Brief: Which lines in the entries below contain the string "this"? Show each of them in full.

Segment Start: Entries supplied

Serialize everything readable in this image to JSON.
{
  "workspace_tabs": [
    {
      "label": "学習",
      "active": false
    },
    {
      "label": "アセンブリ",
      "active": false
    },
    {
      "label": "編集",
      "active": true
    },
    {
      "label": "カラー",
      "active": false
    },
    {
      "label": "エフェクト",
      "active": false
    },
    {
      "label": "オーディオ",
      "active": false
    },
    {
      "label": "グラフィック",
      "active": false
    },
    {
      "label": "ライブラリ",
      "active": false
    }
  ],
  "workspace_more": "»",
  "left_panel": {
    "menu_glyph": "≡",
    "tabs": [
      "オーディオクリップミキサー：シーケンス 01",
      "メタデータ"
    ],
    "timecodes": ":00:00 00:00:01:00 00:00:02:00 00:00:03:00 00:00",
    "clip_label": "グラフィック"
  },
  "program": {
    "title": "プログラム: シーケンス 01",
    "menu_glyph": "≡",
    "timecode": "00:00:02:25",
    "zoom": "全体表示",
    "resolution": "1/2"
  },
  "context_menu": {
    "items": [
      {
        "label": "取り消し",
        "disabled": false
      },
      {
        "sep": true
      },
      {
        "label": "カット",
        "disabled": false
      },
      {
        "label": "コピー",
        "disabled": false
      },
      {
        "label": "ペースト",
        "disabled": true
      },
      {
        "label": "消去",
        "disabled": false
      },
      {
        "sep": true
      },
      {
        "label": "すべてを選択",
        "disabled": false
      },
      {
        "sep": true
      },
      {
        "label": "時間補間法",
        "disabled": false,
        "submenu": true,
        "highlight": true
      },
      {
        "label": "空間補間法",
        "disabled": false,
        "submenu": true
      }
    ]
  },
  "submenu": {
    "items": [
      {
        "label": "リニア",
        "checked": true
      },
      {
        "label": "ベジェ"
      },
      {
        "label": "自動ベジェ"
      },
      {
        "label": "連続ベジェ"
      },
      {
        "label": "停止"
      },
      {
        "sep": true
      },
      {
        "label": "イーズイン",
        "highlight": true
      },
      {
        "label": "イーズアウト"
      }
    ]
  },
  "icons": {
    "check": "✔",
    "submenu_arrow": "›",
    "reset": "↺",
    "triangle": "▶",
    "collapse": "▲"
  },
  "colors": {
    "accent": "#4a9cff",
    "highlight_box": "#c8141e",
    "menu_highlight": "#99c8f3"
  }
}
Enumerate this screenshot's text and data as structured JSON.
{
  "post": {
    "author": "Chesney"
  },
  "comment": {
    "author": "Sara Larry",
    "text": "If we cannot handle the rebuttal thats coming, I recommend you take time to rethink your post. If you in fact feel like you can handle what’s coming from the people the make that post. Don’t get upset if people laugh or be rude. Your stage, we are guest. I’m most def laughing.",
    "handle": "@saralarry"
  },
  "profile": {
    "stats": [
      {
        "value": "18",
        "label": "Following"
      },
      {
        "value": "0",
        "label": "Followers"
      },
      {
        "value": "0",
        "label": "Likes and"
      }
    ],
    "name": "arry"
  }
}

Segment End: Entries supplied

Reply to the task:
Serialize everything readable in this image to JSON.
Enumerate this screenshot's text and data as structured JSON.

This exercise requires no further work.